BANGOR, Maine&nbsp- Red Shield Environmental in Old Town received permission Tuesday to continue operating in idle mode in anticipation of the mill’ s potential startup next month.

U.S. Bankruptcy Judge Louis H. Kornreich approved a motion that will allow the company access to $300,000 cash collateral from a Pine Tree Zone rebate to continue to keep the facility warm so startup can occur quickly if a pending $13.6 million financing agreement is approved next month.

The cash on hand also will be used to continue to pay employees and their health care benefits until a permanent financing decision is reached, but permission was needed because a previous court decision prevented Red Shield from spending any money without permission.

“What this is, is another step forward,” Ed Paslawski, Red Shield chairman and chief executive officer, said after Tuesday’ s hearing. “We expect within two to three weeks we can say we’ re open and operating.”

Red Shield attorney Robert Keach of Portland said after Tuesday’ s hearing that he’ s fairly confident that the proposed $13.6 million financing agreement proposed by Woodside Capital Partners of Massachusetts will be approved by Kornreich.

A hearing on that agreement is set for Aug. 20 in Bangor.

Red Shield Environmental LLC and associated company RSE Pulp &amp Chemical LLC filed Chapter 11 last month and laid off about 160 employees.

Of those 160, some have found other jobs, but Paslawski said most are waiting to return to work at the mill.

At the time of the shutdown, company officials blamed recent and significant spikes in material and fuel costs for Red Shield’s financial troubles. Court documents filed Friday show that liens totaling more than $10 million have been filed against the companies.

Phone calls made Monday and Tuesday to Woodside weren’ t returned, but the company’ s Web site states that it focuses on “investing in middle market companies that can benefit from strategic re-direction, operational enhancements or balance sheet realignments.”

Paslawski said although he has known company officials at Woodside for quite a while, they have no previous connection to Red Shield.

The site notes that Woodside has experience in developing creative deal structures to assist stakeholders in challenging situations.

“They’ re comfortable in this kind of transaction,” Keach said.

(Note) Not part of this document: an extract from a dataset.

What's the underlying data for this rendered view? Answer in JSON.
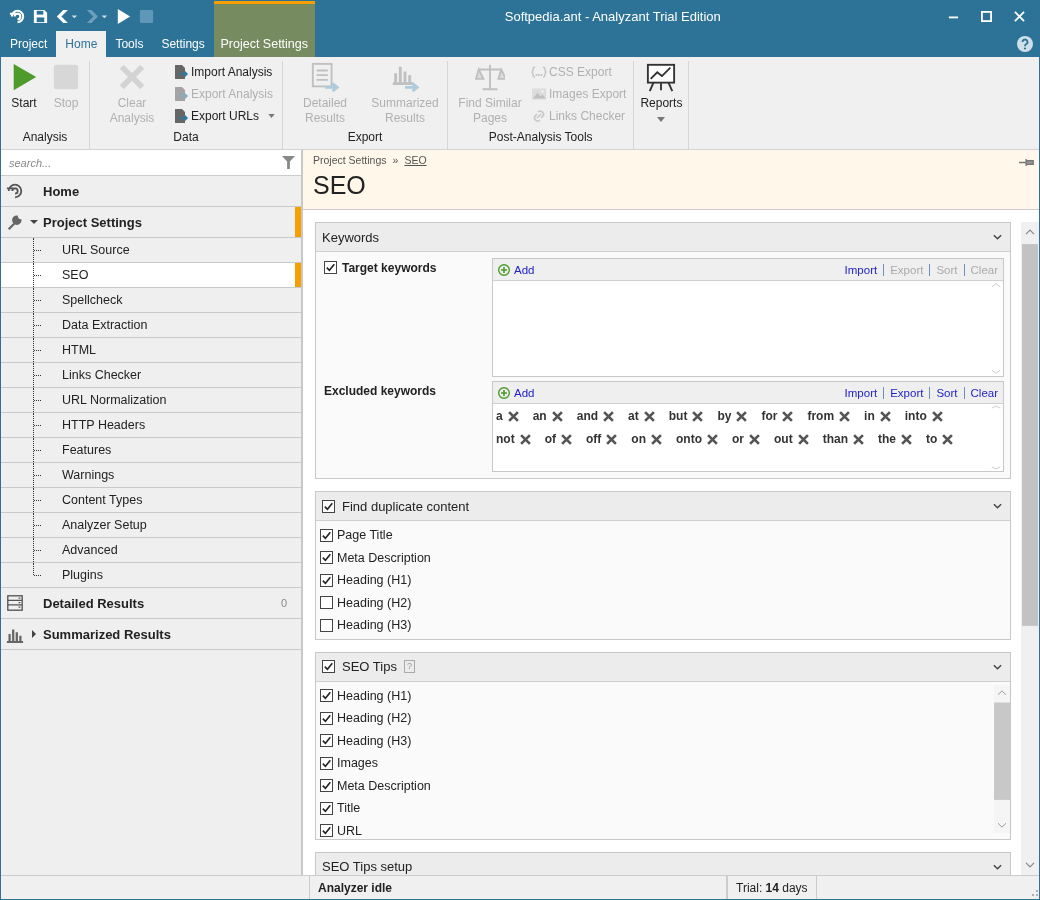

Agreements with utility providers, such as Bangor Hydro-Electric Co. and the city of Old Town, to which Red Shield owes money also were reached in a more routine part of Tuesday’ s hearing.

“We’ re a lot further along than we were last week,” Paslawski said.